- Developed the CFIT or Culture Fair Intelligence Test
Political criticism and the APA Lifetime Achievement Award
Cattell has been criticized on the basis of his interests in eugenics, evolution and alternative cultures and political systems. Political critics also note that Cattell is known for laying out a mixture of Galtonian eugenics and theology called Beyondism, which he considered "a new morality from science," and that his work in this area was published numerous times in the Pioneer Fund's Mankind Quarterly and its editor, Roger Pearson, has published two of Cattell's monographs. Cattell was also a Pioneer Fund recipient. 
In 1994 he was one of 52 signatories on "Mainstream Science on Intelligence," an editorial written by Linda Gottfredson and published in the Wall Street Journal, which defended the findings on race and intelligence in The Bell Curve. 
In 1997, Cattell, at 92, was chosen by the American Psychological Association (APA) for its "Gold Medal Award for Lifetime Achievement in the Science of Psychology." However before the medal was presented, a former student at the University of Illinois, Barry Mehler, launched a publicity campaign against Cattell  through his nonprofit foundation ISAR accusing Cattell of being sympathetic to racist and fascist ideas  and claiming that "it is unconscionable to honor this man whose work helps to dignify the most destructive political ideas of the twentieth century". A blue-ribbon committee was convened by the APA to investigate the legitimacy of the charges. However, before the committee reached a decision Cattell issued an open letter to the committee saying "I abhor racism and discrimination based on race. Any other belief would be antithetical to my life’s work" and saying that "it is unfortunate that the APA announcement … has brought misguided critics' statements a great deal of publicity."  He refused the award, withdrawing his name from consideration. The blue ribbon committee was therefore disbanded and Cattell, in failing health, died months later.
- Cattell, R.B., (1933). Psychology and social progress: Mankind and destiny from the standpoint of a scientist. London: C. W. Daniel.
- Cattell, R. B. (1937). The fight for our national intelligence. London: P. S. King.
- Cattell, R. B. (1965). The scientific analysis of personality. Harmondsworth, England: Penguin Books.
- Cattell, R. B. (1972). A new morality from science: Beyondism. New York: Pergamon Press.
- Cattell, R. B. (1987). Beyondism: Religion from science. New York: Praeger.
Political publications mentioning Cattell
- Tucker, W. H. (1994). The science and politics of racial research. Urbana, IL: University of Illinois Press.
- MacDonald, Marvin J. (1998) "Psychology, Eugenics and the Case of Raymond B. Cattell". History and Philosophy of Psychology Bulletin, 10(2). A special issue of the journal reviewing the Cattell controversy.

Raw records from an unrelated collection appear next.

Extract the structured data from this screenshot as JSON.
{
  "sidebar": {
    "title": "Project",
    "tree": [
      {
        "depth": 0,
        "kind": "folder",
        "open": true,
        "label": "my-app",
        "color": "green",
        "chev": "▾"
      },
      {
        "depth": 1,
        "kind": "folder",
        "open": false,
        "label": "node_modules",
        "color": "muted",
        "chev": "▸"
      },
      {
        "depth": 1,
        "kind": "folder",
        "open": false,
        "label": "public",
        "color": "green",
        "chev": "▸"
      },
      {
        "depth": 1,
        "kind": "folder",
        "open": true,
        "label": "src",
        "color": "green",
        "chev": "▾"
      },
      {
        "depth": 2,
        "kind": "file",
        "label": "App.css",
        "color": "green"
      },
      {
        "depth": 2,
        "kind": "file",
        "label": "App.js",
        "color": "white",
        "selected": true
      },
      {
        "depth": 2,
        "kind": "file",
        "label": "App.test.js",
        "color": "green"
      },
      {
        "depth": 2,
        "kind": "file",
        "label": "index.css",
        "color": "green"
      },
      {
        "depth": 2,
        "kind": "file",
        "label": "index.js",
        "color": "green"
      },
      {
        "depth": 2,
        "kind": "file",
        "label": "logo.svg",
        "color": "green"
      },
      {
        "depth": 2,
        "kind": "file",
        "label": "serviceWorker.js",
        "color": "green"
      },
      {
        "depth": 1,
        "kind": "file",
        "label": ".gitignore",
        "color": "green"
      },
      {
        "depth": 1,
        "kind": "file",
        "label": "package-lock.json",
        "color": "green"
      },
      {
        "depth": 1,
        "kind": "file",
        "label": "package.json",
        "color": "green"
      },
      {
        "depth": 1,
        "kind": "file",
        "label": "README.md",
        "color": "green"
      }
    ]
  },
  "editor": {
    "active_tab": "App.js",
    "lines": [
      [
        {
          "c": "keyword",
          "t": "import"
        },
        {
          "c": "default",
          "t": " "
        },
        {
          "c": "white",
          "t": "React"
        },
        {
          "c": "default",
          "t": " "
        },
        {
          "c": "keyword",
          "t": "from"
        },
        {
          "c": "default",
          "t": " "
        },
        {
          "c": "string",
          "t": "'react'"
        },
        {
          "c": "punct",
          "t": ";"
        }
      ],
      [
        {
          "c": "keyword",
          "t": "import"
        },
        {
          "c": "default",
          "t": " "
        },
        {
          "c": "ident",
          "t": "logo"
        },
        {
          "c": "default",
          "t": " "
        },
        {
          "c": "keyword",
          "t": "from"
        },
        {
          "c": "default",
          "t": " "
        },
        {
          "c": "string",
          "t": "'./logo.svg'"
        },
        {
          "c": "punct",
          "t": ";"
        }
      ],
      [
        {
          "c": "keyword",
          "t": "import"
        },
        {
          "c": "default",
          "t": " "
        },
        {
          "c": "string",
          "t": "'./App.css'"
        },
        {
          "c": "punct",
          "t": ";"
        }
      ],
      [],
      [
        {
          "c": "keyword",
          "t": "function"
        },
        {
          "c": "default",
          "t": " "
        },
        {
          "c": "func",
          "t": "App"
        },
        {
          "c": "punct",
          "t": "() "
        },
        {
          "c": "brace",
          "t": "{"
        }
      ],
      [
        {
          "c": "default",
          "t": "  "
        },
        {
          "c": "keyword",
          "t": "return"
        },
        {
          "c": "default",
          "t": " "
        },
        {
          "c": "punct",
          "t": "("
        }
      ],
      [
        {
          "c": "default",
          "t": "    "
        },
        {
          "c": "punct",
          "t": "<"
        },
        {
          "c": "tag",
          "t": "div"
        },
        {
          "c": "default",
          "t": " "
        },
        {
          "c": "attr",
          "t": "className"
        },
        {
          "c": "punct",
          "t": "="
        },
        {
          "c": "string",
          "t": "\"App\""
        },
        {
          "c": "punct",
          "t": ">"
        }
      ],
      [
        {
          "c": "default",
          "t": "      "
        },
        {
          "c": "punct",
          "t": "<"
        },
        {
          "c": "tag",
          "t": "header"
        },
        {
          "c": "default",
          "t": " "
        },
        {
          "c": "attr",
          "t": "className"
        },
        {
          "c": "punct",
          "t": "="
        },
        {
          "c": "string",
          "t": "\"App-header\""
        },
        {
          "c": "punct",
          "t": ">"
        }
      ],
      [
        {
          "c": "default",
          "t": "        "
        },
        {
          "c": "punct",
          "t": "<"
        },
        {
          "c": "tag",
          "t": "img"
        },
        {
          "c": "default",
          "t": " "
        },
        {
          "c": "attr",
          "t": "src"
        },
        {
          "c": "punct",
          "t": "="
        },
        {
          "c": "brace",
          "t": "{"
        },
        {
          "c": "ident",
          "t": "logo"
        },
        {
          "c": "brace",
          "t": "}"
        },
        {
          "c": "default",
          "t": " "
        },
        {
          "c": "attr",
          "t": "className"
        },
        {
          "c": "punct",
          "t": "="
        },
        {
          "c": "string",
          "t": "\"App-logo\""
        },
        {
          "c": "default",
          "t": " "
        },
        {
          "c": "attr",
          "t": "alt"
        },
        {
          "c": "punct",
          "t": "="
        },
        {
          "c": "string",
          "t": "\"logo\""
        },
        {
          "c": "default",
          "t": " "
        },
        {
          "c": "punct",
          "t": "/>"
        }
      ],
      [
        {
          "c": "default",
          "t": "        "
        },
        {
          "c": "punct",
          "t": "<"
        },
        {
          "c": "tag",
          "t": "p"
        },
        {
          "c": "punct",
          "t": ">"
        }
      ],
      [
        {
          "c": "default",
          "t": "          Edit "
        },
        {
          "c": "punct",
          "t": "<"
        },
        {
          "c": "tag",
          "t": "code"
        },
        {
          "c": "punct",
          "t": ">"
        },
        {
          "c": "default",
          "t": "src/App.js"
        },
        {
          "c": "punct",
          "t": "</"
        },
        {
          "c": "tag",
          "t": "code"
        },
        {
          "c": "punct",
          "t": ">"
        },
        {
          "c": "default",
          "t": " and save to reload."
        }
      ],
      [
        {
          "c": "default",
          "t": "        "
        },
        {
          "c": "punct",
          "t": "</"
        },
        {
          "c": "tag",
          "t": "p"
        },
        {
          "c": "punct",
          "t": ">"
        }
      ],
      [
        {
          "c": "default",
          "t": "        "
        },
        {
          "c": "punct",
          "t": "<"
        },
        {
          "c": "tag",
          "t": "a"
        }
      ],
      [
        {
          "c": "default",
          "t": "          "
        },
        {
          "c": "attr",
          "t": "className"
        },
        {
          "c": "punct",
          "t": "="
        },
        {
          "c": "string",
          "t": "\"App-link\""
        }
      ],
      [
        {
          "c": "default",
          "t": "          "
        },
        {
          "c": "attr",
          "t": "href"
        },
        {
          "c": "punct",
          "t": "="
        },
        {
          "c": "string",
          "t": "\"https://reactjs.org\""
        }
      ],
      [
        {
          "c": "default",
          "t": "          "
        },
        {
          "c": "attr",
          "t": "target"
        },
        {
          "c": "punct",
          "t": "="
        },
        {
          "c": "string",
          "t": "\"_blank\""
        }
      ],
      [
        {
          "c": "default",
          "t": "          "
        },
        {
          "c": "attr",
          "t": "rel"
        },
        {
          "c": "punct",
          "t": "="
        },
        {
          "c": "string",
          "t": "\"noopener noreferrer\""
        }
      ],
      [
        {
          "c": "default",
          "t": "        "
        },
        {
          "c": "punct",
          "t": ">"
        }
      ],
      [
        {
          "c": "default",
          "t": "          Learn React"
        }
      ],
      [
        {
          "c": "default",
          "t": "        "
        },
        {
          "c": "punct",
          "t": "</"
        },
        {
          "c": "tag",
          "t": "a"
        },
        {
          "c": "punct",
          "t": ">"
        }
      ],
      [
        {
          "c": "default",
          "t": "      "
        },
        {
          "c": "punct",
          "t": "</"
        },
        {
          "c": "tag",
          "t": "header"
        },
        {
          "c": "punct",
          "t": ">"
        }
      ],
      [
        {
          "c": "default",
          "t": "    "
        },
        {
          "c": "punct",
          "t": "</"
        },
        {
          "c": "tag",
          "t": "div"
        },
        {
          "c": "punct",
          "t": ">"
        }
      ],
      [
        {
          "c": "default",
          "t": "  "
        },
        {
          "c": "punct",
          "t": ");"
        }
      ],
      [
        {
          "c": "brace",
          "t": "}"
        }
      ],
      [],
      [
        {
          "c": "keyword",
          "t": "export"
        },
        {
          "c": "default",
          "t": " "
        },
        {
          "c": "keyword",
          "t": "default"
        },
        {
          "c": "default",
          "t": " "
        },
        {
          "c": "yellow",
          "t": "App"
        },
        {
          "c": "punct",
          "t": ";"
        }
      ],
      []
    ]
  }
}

Comprehensive list of Cattell's books
- Further information: Raymond Cattell (Books)
- ↑ Richard Gerrig and Philip Zimbardo, Psychology and Life, 7th ed.
- ↑ Gottfredson, Linda (December 13, 1994). Mainstream Science on Intelligence. Wall Street Journal, p A18.
- ↑ Mehler reports that he was mentored by Jerry Hirsch, a colleague and strong critic of Cattell at the University of Illinois, where Cattell and Hirsch spent the majority of their careers. Cattell was also criticized by Rutgers professor William H. "Bill" Tucker, a friend and associate of Mehler's to whom Mehler "generously opened both his files and his home". In Tucker's book published with University of Illinois Press , Tucker claims that Cattell (in 1937) praised the eugenics laws of the pre-war Third Reich for promoting racial improvement.
- A Memorial to Raymond Bernard Cattell
- Human Intelligence: Raymond B. Cattell
- The Psi Cafe: Raymond Cattell
- John Gillis's official biography of Raymond B. Cattell
- A Concise Beyondist Catechism
- Interview With Raymond B. Cattell from The Eugenics Bulletin, Spring-Summer 1984.
- Raymond B. Cattell and The Fourth Inquisition
- Beyondism: Raymond B. Cattell and the New Eugenics
There is no pharmaceutical or device industry support for this site and we need your viewer supported Donations | Editorial Board | Governance | Licensing | Disclaimers | Avoid Plagiarism | Policies